Data excerpts:
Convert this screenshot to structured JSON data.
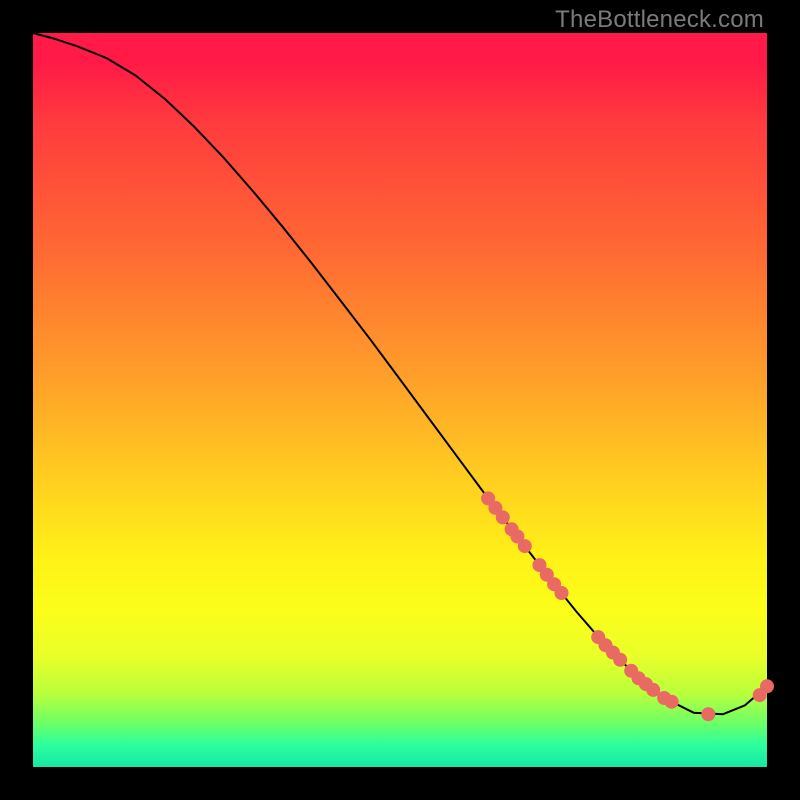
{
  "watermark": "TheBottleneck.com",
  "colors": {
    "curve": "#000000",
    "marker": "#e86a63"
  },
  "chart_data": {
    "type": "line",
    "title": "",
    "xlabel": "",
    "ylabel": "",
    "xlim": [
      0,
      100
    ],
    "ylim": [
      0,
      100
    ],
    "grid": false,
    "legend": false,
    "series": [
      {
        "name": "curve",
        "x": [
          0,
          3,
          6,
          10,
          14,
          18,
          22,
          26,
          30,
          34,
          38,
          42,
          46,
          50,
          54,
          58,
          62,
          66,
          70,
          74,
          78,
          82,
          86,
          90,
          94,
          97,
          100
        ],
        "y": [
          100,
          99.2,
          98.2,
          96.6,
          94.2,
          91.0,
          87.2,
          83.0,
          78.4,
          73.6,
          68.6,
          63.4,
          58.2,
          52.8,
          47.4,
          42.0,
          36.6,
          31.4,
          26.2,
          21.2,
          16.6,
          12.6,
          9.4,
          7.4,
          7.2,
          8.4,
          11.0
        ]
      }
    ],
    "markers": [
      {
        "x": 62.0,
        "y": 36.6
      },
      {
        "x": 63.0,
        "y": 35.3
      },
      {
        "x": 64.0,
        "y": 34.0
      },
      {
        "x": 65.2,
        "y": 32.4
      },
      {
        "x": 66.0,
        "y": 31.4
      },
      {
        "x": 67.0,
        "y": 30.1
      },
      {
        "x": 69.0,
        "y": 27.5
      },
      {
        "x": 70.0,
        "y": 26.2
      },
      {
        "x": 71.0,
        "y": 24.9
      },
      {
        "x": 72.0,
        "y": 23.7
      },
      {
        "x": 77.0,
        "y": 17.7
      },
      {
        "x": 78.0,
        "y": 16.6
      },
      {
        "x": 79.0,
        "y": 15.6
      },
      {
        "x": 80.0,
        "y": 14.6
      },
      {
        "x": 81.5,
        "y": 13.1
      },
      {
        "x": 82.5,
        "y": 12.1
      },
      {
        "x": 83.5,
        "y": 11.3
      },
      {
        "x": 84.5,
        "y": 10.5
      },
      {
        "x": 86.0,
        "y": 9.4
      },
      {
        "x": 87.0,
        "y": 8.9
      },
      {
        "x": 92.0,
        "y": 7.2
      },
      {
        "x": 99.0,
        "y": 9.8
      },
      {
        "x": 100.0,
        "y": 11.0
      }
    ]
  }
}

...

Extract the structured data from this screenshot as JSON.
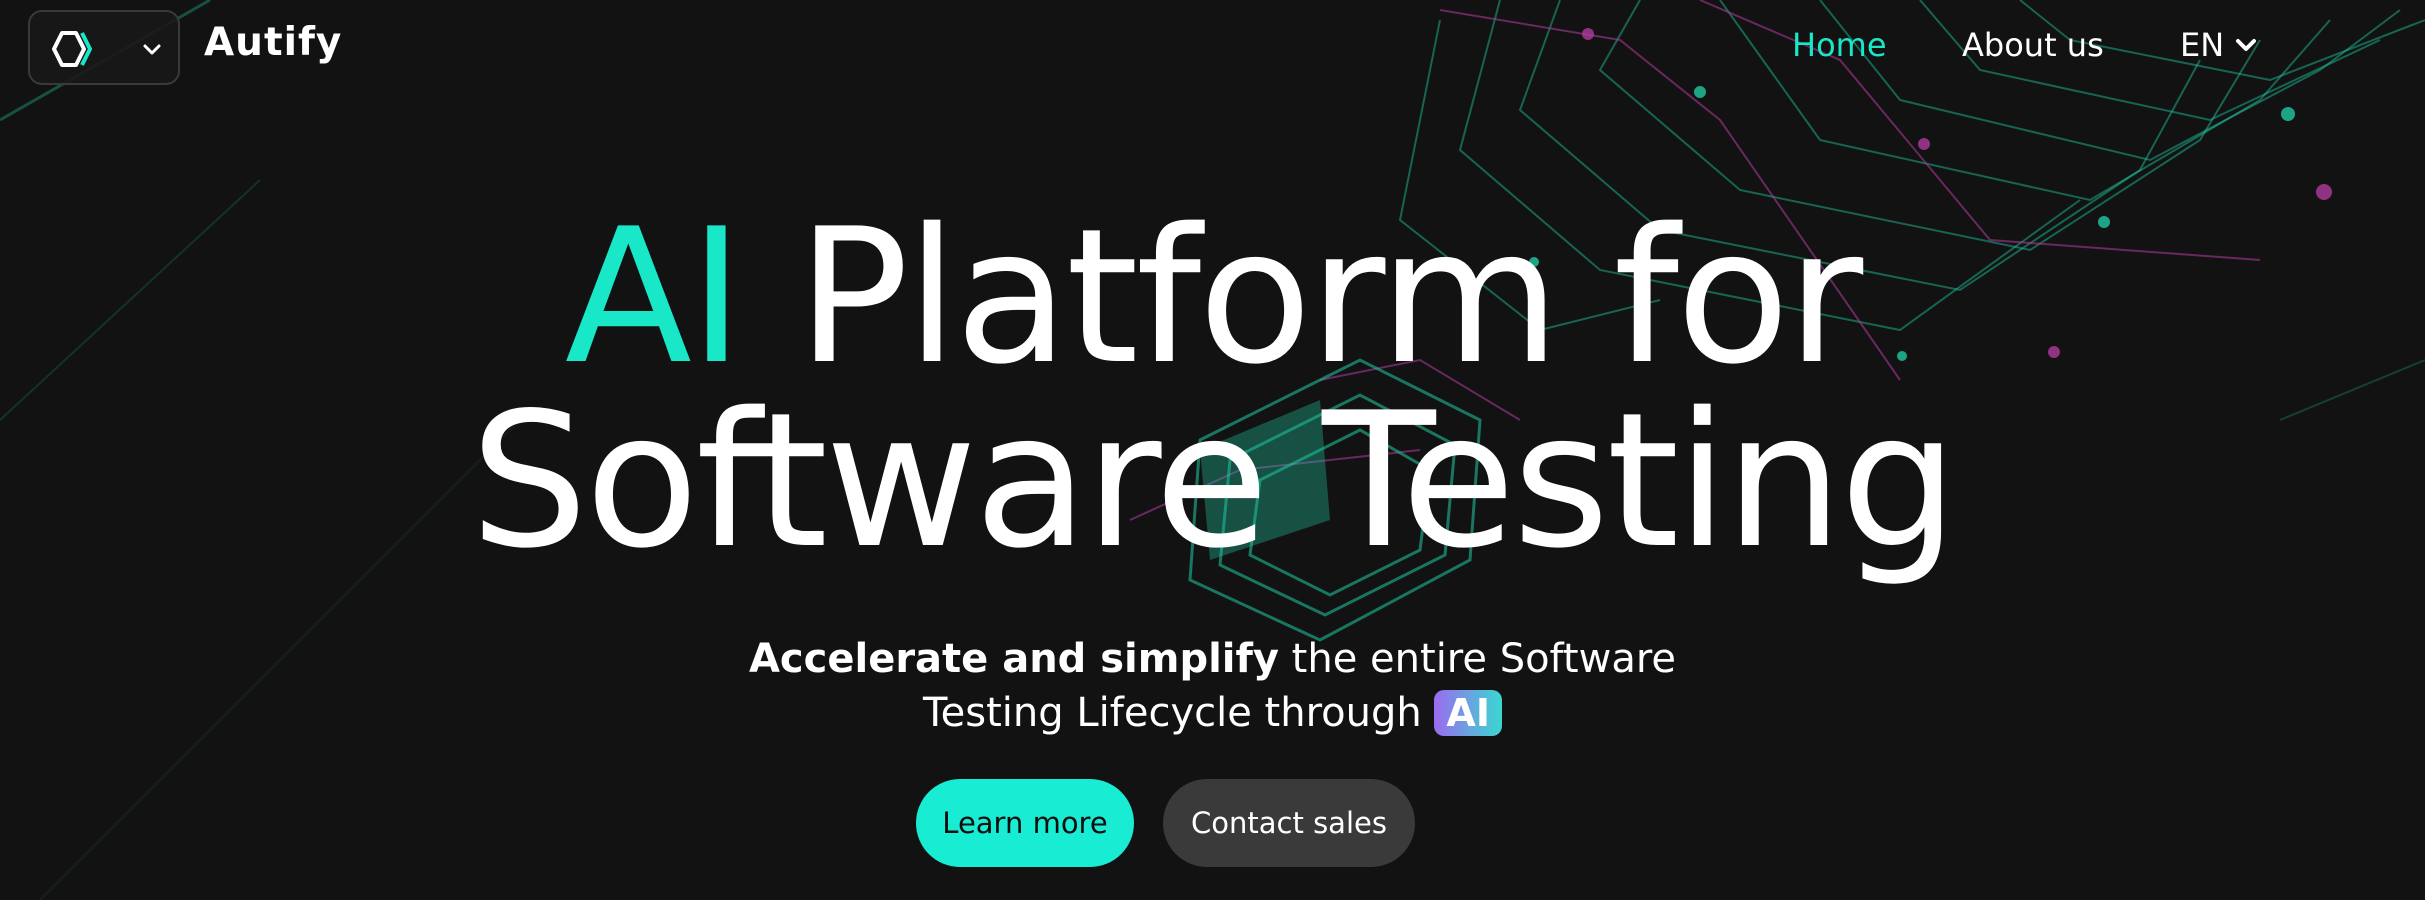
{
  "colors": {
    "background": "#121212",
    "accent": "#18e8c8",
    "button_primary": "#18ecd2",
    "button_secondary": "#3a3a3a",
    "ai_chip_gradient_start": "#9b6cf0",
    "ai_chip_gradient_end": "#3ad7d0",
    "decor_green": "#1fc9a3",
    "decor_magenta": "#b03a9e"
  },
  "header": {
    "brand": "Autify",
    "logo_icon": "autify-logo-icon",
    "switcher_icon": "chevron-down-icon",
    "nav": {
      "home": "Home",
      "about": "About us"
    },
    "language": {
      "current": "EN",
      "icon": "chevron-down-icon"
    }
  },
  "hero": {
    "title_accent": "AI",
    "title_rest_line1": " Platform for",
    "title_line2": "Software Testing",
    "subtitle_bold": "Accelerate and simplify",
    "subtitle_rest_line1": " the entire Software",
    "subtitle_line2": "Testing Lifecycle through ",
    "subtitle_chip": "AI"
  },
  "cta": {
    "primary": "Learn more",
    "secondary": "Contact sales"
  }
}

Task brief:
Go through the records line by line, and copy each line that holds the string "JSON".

Result of the exercise:
Convert this screenshot to structured JSON data.
Extract the structured data from this screenshot as JSON.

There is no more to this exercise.